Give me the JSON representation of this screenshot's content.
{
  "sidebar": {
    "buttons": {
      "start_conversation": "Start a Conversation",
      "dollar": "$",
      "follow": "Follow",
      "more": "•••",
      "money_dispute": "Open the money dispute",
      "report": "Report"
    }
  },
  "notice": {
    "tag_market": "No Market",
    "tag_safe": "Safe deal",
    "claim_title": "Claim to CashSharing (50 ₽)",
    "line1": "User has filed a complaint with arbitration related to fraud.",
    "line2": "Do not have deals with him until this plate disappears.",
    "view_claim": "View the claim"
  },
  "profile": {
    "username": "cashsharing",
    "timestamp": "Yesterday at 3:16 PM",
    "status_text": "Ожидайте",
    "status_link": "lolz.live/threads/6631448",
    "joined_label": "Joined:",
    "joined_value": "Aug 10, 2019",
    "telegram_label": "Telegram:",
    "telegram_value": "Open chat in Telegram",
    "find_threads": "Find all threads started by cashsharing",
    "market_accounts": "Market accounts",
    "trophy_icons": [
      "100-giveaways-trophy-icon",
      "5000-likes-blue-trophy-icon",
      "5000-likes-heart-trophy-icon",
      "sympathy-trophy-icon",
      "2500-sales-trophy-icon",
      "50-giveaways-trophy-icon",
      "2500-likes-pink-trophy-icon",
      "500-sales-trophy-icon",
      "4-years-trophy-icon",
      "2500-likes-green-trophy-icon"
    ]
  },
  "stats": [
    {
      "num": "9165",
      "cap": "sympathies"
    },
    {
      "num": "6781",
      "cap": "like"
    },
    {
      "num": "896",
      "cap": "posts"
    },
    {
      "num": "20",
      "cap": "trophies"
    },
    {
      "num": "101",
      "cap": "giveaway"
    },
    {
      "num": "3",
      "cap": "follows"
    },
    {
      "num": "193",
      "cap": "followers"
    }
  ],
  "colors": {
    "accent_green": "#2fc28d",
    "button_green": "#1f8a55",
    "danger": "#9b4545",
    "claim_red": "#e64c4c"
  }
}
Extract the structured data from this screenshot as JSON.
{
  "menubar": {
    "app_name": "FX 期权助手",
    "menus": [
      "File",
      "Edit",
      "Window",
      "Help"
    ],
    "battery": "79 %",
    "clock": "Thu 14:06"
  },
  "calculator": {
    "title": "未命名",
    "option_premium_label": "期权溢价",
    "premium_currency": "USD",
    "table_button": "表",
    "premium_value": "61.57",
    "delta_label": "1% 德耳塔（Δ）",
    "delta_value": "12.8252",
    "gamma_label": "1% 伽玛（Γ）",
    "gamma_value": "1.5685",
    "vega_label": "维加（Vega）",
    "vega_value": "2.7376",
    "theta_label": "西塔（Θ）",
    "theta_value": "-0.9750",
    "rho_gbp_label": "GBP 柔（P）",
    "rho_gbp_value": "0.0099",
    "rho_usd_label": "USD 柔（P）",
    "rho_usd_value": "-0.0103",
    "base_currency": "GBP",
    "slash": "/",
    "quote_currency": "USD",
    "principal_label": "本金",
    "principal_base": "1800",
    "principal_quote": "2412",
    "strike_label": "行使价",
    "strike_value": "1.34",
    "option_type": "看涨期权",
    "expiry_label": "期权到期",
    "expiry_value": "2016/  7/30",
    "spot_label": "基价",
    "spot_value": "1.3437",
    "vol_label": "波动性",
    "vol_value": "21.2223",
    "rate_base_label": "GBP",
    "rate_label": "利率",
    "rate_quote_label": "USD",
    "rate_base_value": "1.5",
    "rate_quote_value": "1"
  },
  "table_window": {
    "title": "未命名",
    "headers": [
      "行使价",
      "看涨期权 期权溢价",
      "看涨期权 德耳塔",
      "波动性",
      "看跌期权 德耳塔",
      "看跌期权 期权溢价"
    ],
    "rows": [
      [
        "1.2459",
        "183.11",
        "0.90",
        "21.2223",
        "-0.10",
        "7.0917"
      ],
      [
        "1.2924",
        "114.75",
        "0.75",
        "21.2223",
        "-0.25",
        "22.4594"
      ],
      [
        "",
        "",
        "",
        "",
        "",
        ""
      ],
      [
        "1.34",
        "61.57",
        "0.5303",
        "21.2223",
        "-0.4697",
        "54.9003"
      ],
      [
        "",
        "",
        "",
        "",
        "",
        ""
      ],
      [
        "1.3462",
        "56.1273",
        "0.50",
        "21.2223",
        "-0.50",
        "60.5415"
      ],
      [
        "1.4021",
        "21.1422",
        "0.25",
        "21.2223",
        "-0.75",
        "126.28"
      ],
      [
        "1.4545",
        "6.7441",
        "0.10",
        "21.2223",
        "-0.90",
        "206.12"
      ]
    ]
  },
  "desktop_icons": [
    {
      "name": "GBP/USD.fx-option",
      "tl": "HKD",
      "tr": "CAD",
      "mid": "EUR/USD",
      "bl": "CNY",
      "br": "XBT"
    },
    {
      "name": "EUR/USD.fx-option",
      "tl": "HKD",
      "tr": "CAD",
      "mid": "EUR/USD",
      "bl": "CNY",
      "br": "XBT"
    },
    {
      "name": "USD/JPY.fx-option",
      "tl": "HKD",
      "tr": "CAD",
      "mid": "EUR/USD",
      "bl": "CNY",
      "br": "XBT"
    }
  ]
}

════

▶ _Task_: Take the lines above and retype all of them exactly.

▶ _Exercise answer_:
Give me the JSON representation of this screenshot's content.
{
  "sidebar": {
    "buttons": {
      "start_conversation": "Start a Conversation",
      "dollar": "$",
      "follow": "Follow",
      "more": "•••",
      "money_dispute": "Open the money dispute",
      "report": "Report"
    }
  },
  "notice": {
    "tag_market": "No Market",
    "tag_safe": "Safe deal",
    "claim_title": "Claim to CashSharing (50 ₽)",
    "line1": "User has filed a complaint with arbitration related to fraud.",
    "line2": "Do not have deals with him until this plate disappears.",
    "view_claim": "View the claim"
  },
  "profile": {
    "username": "cashsharing",
    "timestamp": "Yesterday at 3:16 PM",
    "status_text": "Ожидайте",
    "status_link": "lolz.live/threads/6631448",
    "joined_label": "Joined:",
    "joined_value": "Aug 10, 2019",
    "telegram_label": "Telegram:",
    "telegram_value": "Open chat in Telegram",
    "find_threads": "Find all threads started by cashsharing",
    "market_accounts": "Market accounts",
    "trophy_icons": [
      "100-giveaways-trophy-icon",
      "5000-likes-blue-trophy-icon",
      "5000-likes-heart-trophy-icon",
      "sympathy-trophy-icon",
      "2500-sales-trophy-icon",
      "50-giveaways-trophy-icon",
      "2500-likes-pink-trophy-icon",
      "500-sales-trophy-icon",
      "4-years-trophy-icon",
      "2500-likes-green-trophy-icon"
    ]
  },
  "stats": [
    {
      "num": "9165",
      "cap": "sympathies"
    },
    {
      "num": "6781",
      "cap": "like"
    },
    {
      "num": "896",
      "cap": "posts"
    },
    {
      "num": "20",
      "cap": "trophies"
    },
    {
      "num": "101",
      "cap": "giveaway"
    },
    {
      "num": "3",
      "cap": "follows"
    },
    {
      "num": "193",
      "cap": "followers"
    }
  ],
  "colors": {
    "accent_green": "#2fc28d",
    "button_green": "#1f8a55",
    "danger": "#9b4545",
    "claim_red": "#e64c4c"
  }
}
Extract the structured data from this screenshot as JSON.
{
  "menubar": {
    "app_name": "FX 期权助手",
    "menus": [
      "File",
      "Edit",
      "Window",
      "Help"
    ],
    "battery": "79 %",
    "clock": "Thu 14:06"
  },
  "calculator": {
    "title": "未命名",
    "option_premium_label": "期权溢价",
    "premium_currency": "USD",
    "table_button": "表",
    "premium_value": "61.57",
    "delta_label": "1% 德耳塔（Δ）",
    "delta_value": "12.8252",
    "gamma_label": "1% 伽玛（Γ）",
    "gamma_value": "1.5685",
    "vega_label": "维加（Vega）",
    "vega_value": "2.7376",
    "theta_label": "西塔（Θ）",
    "theta_value": "-0.9750",
    "rho_gbp_label": "GBP 柔（P）",
    "rho_gbp_value": "0.0099",
    "rho_usd_label": "USD 柔（P）",
    "rho_usd_value": "-0.0103",
    "base_currency": "GBP",
    "slash": "/",
    "quote_currency": "USD",
    "principal_label": "本金",
    "principal_base": "1800",
    "principal_quote": "2412",
    "strike_label": "行使价",
    "strike_value": "1.34",
    "option_type": "看涨期权",
    "expiry_label": "期权到期",
    "expiry_value": "2016/  7/30",
    "spot_label": "基价",
    "spot_value": "1.3437",
    "vol_label": "波动性",
    "vol_value": "21.2223",
    "rate_base_label": "GBP",
    "rate_label": "利率",
    "rate_quote_label": "USD",
    "rate_base_value": "1.5",
    "rate_quote_value": "1"
  },
  "table_window": {
    "title": "未命名",
    "headers": [
      "行使价",
      "看涨期权 期权溢价",
      "看涨期权 德耳塔",
      "波动性",
      "看跌期权 德耳塔",
      "看跌期权 期权溢价"
    ],
    "rows": [
      [
        "1.2459",
        "183.11",
        "0.90",
        "21.2223",
        "-0.10",
        "7.0917"
      ],
      [
        "1.2924",
        "114.75",
        "0.75",
        "21.2223",
        "-0.25",
        "22.4594"
      ],
      [
        "",
        "",
        "",
        "",
        "",
        ""
      ],
      [
        "1.34",
        "61.57",
        "0.5303",
        "21.2223",
        "-0.4697",
        "54.9003"
      ],
      [
        "",
        "",
        "",
        "",
        "",
        ""
      ],
      [
        "1.3462",
        "56.1273",
        "0.50",
        "21.2223",
        "-0.50",
        "60.5415"
      ],
      [
        "1.4021",
        "21.1422",
        "0.25",
        "21.2223",
        "-0.75",
        "126.28"
      ],
      [
        "1.4545",
        "6.7441",
        "0.10",
        "21.2223",
        "-0.90",
        "206.12"
      ]
    ]
  },
  "desktop_icons": [
    {
      "name": "GBP/USD.fx-option",
      "tl": "HKD",
      "tr": "CAD",
      "mid": "EUR/USD",
      "bl": "CNY",
      "br": "XBT"
    },
    {
      "name": "EUR/USD.fx-option",
      "tl": "HKD",
      "tr": "CAD",
      "mid": "EUR/USD",
      "bl": "CNY",
      "br": "XBT"
    },
    {
      "name": "USD/JPY.fx-option",
      "tl": "HKD",
      "tr": "CAD",
      "mid": "EUR/USD",
      "bl": "CNY",
      "br": "XBT"
    }
  ]
}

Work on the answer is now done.